Krisztián Bödő: „The border of the plain is wide and particularly fertile” – Besnyő, one of the land of the manor in Ercsi
From the end of the 18th century, Baron Lilien developed his manor in Ercsi based on rational principles. In addition to many lands (puszta), Besnyő was part of the major from the middle of the17th century. What is the history of this land? How has the function of this land changed? In the first half of the 18th century, only sheep were kept on this land and the tenants paid low rent. In the second half of the century, the tenants were already farming according to plan, growing crops in addition to keeping animals. Besnyő was divided into two parts and Lilien integrated both parts into the rest of the manor in the first half of the 19th century. Crop cultivation became intensive: cereals were grown on the outer part of the land, forage on the inner part. The landlord’s employees also appeared on this lands, whose task was to guard the fields and the harvested crops.
Keywords: agriculture, agricultural reform, farming, animal husbandry, manor
Eszter Juhász: Oswald József Oslay OFM, The eger norm and the foundation of the congregation of the carers of the poor franciscan sisters
Following the defeet of the World War I, the Aster Revolution and the Hungarian Soviet Republic, the Treaty of Trianon, the territorial, economical, demographical damages resulted fundamental social and economical changes in Hungary. Probably because of all these events the social thinking/care started developing. The social policy was born in this era, this was the first time the State started playing a role in the poor-relief not just in Hungary but in whole Europe. The Eger Norm wich was developed by Oswald Oslay OFM in Eger, became the cooperation of the local society, the Catholic Church and the State. For the great task a new Congregation was founded by Oslay, the Congregation of the Carers of the Poor Franciscan Sisters. This study is to highlight the background, the need, the formation of the Eger Norm and the formation of a new Congregation whose main purpose was serving the poor.

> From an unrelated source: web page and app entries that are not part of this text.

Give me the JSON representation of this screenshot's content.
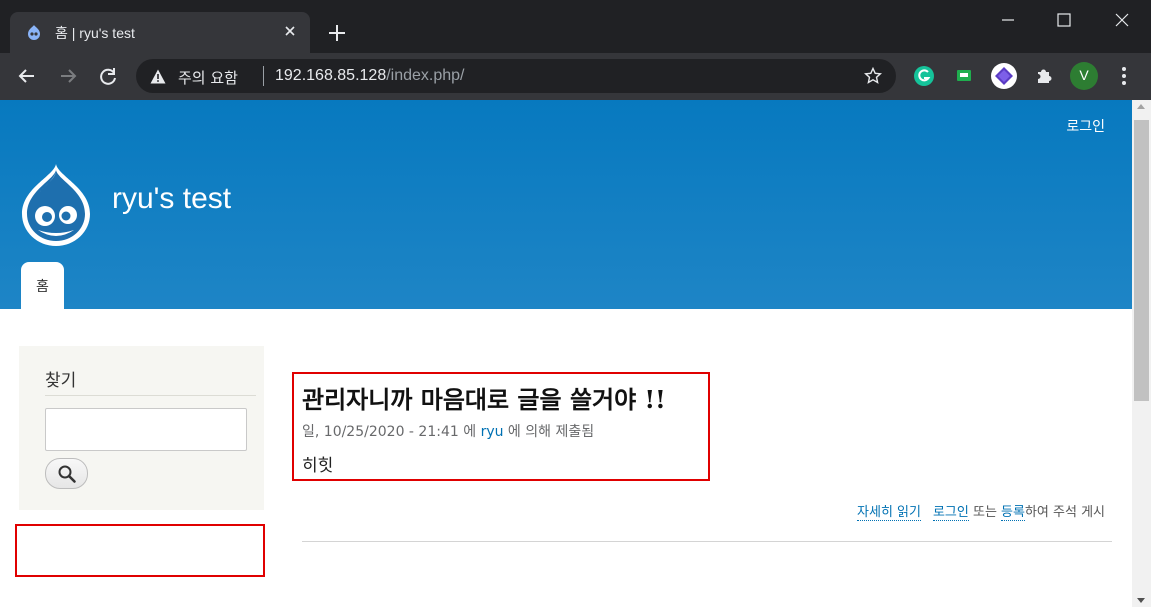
{
  "browser": {
    "tab": {
      "title": "홈 | ryu's test"
    },
    "address": {
      "security_label": "주의 요함",
      "host": "192.168.85.128",
      "path": "/index.php/"
    },
    "profile_initial": "V"
  },
  "header": {
    "login_link": "로그인",
    "site_name": "ryu's test",
    "nav": [
      {
        "label": "홈"
      }
    ]
  },
  "sidebar": {
    "search": {
      "title": "찾기",
      "input_value": ""
    }
  },
  "article": {
    "title": "관리자니까 마음대로 글을 쓸거야 !!",
    "meta_prefix": "일, 10/25/2020 - 21:41 에 ",
    "author": "ryu",
    "meta_suffix": " 에 의해 제출됨",
    "body": "히힛"
  },
  "links": {
    "read_more": "자세히 읽기",
    "login": "로그인",
    "or": " 또는 ",
    "register": "등록",
    "comment_suffix": "하여 주석 게시"
  },
  "colors": {
    "header_top": "#0779bf",
    "header_bottom": "#1e85c6",
    "highlight_box": "#e00000",
    "link": "#0071b3"
  }
}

Keywords: social policy, poor-relief, Hungarian Catholic Church, Eger Norm, Congregation of the Carers of the Poor Franciscan Sisters
Kristóf Keller-Deák: The Hungarian military attachés operating secretly in Czechoslovakia 1920–1928
Due to the restrictions of the Trianon Peace Treaty, Hungary did not officially send military attachés to other countries. During this time, the military attachés, given the rank of diplomats, mainly carried out their intelligence activities in secret. In the case of Czechoslovakia, three Hungarian secret military attachés served until 1928. Their intelligence activities, although they did not always remain hidden from the Czechoslovak counter-espionage, tried to obtain all information about the forces, military industry and military-related news of the given country according to the assigned task.
Keywords: military attaché, Czechoslovakia, intelligence, counter-espionage
Veronika Luca Kovács: A Central European Survivor Game from the Perspective of Hungarian Regime Change
The aim of this concise study is to take a holistic approach to the networks, trends, structures and processes of the Hungarian regime change in Central Europe, which were created by the world and geopolitical situations of the Hungarian People’s Republic between 1989 and 1991, i.e. the factors to which Hungarian diplomacy had to adapt in the context of security policy. In addition to the above mentioned, the thesis tries to conceptually outline the democratic value systems that make it possible to define the political value system of the period and its issues.
Keywords: security policy, Central-Europe, regime change